GGGilbert: There are two parts that are very important. We have the period when we're taking the images—the research, we call it. And that could be maybe two or three months when we are trying to find out what our new interests are.
George: Without being too conscious.
Gilbert: We take maybe 10,000 images before starting to do designs.
George: We're looking for the moral dimension. We don't want an image just because it's nice or interesting or strange or mysterious. It has to have some actual human significance.
Gilbert: It has to ask questions: that's very important, and it has to disturb in some way as well. We want them to be pictures that maybe a collector likes, but will never take home. We like it when they run away from our pictures. That's quite good as well.
DBDo you consider your work shocking? How important is shock as a tactic?
GGGeorge: We never set out to shock. We wouldn't do that. I mean we're more shocked by the news every day than any art that we've ever seen. I don't understand why they're allowed to show 300 Hutu people floating down a river dead on the national news, and then say: 'Now we'll move over to the sports.' We're deeply shocked; we think that's horrific. And that's all the time, you know? A volcano eruption one day, a flood the next, wildfire.
DBDo you think about your work in the context of movements that were shocked by, for example, the slaughter of the First World War? In the context of, say, Dadaism or Surrealism?
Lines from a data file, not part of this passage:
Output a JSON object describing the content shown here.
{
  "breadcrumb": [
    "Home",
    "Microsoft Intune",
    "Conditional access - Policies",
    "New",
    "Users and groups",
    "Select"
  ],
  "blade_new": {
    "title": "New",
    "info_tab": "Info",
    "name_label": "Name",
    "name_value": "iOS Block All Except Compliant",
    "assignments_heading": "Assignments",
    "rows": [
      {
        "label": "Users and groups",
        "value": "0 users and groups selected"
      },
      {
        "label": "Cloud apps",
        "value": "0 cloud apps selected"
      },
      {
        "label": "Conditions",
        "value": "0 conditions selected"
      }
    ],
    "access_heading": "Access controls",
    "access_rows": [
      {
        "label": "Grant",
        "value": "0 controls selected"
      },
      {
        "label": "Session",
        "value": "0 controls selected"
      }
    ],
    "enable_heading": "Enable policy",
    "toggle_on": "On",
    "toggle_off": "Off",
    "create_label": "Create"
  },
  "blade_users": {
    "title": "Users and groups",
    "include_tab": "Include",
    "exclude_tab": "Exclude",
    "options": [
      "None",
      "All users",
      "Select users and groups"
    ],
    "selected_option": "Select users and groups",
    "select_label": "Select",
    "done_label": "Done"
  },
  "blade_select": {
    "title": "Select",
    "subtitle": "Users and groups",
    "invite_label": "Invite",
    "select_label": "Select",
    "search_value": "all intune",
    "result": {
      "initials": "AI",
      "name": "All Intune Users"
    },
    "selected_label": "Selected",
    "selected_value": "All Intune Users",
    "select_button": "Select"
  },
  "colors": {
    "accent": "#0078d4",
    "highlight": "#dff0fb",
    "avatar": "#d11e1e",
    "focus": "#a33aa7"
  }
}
GGGeorge: Not in terms of the art, no. I think we deal with the issues of war. I mean, we are war babies... But we don't have a favourite artist history, or stuff like that. We were socially involved with artists for a while in London, Paris, New York and Düsseldorf a lot; and they always talked about artists. We called it foreign wanking, always looking up to some dead foreigner. And we used to tell them, 'Those artists probably weren't anywhere near as good as you.' They suffer from adoring the expensive dead artists, and we always promised ourselves never to do that.
Gilbert: We made a very big point that what we do is ours, without looking to other art.
George: Art about art was the disease of the 20th century. Every artwork refers to some other.
DBReading about your process of working—of taking photographs and categorising, filing and archiving them—brought to mind Aby Warburg and his Mnemosyne Atlas. What criteria do you use in your own mind when you're archiving photographs?
GGGeorge: I think it's what we were saying before: it's the moral dimension. The most simple example is this. For years, we took images of the chewing gum on the street. It's very difficult to take them, because if it's completely dry, you can't actually see the dirt that's in the cracks. It's just a blob. And they only get dirt in the cracks when it rains. But if you take them then they're all shiny, it looks like a glossy nothing. So you have to wait for the rain to come, and then for the gums to dry, but not be too dry, and take them then. So we took them, and the next year we took some more. And we still didn't know why we were taking them, and that's why we didn't use them.
Then one day we realised that every single chewing gum comes from a certain individual person. They may be in prison, they may be dead. I'm assuming many of them are dead, as gum lasts for 20 years. Maybe that person was in love. It's extraordinary to think that every one of those has an amazing story. There's nothing that's not in a chewing gum.—[O]